Content starts
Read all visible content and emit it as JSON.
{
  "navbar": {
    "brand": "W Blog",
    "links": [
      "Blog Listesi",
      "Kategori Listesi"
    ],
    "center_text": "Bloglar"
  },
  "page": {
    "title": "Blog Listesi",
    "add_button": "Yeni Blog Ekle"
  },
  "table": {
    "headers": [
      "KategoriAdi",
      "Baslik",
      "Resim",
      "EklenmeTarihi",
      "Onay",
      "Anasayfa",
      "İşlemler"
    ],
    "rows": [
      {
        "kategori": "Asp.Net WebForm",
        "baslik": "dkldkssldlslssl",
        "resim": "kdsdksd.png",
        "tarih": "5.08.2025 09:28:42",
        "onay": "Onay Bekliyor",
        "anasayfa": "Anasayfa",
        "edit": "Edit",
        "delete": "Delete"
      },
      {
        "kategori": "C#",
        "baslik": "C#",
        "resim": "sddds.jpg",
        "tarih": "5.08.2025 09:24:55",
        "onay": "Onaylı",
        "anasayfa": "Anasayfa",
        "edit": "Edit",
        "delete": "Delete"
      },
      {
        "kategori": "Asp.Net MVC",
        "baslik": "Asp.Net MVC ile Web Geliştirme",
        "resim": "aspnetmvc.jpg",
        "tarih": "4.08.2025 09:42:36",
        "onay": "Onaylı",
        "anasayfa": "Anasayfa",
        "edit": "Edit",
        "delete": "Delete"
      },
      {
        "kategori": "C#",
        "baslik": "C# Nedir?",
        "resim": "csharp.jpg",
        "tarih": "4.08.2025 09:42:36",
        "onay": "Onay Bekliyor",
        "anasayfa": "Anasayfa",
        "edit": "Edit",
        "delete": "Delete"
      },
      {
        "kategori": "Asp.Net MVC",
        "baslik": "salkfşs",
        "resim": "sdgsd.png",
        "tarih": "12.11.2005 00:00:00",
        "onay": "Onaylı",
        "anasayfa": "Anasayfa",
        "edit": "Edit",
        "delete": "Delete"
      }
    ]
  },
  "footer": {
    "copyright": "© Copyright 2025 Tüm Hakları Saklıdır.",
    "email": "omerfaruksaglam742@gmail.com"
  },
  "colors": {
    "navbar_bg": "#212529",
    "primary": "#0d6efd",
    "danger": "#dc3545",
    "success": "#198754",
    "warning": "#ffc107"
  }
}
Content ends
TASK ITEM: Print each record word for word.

RESPONSE FOR THIS EXERCISE:
Read all visible content and emit it as JSON.
{
  "navbar": {
    "brand": "W Blog",
    "links": [
      "Blog Listesi",
      "Kategori Listesi"
    ],
    "center_text": "Bloglar"
  },
  "page": {
    "title": "Blog Listesi",
    "add_button": "Yeni Blog Ekle"
  },
  "table": {
    "headers": [
      "KategoriAdi",
      "Baslik",
      "Resim",
      "EklenmeTarihi",
      "Onay",
      "Anasayfa",
      "İşlemler"
    ],
    "rows": [
      {
        "kategori": "Asp.Net WebForm",
        "baslik": "dkldkssldlslssl",
        "resim": "kdsdksd.png",
        "tarih": "5.08.2025 09:28:42",
        "onay": "Onay Bekliyor",
        "anasayfa": "Anasayfa",
        "edit": "Edit",
        "delete": "Delete"
      },
      {
        "kategori": "C#",
        "baslik": "C#",
        "resim": "sddds.jpg",
        "tarih": "5.08.2025 09:24:55",
        "onay": "Onaylı",
        "anasayfa": "Anasayfa",
        "edit": "Edit",
        "delete": "Delete"
      },
      {
        "kategori": "Asp.Net MVC",
        "baslik": "Asp.Net MVC ile Web Geliştirme",
        "resim": "aspnetmvc.jpg",
        "tarih": "4.08.2025 09:42:36",
        "onay": "Onaylı",
        "anasayfa": "Anasayfa",
        "edit": "Edit",
        "delete": "Delete"
      },
      {
        "kategori": "C#",
        "baslik": "C# Nedir?",
        "resim": "csharp.jpg",
        "tarih": "4.08.2025 09:42:36",
        "onay": "Onay Bekliyor",
        "anasayfa": "Anasayfa",
        "edit": "Edit",
        "delete": "Delete"
      },
      {
        "kategori": "Asp.Net MVC",
        "baslik": "salkfşs",
        "resim": "sdgsd.png",
        "tarih": "12.11.2005 00:00:00",
        "onay": "Onaylı",
        "anasayfa": "Anasayfa",
        "edit": "Edit",
        "delete": "Delete"
      }
    ]
  },
  "footer": {
    "copyright": "© Copyright 2025 Tüm Hakları Saklıdır.",
    "email": "omerfaruksaglam742@gmail.com"
  },
  "colors": {
    "navbar_bg": "#212529",
    "primary": "#0d6efd",
    "danger": "#dc3545",
    "success": "#198754",
    "warning": "#ffc107"
  }
}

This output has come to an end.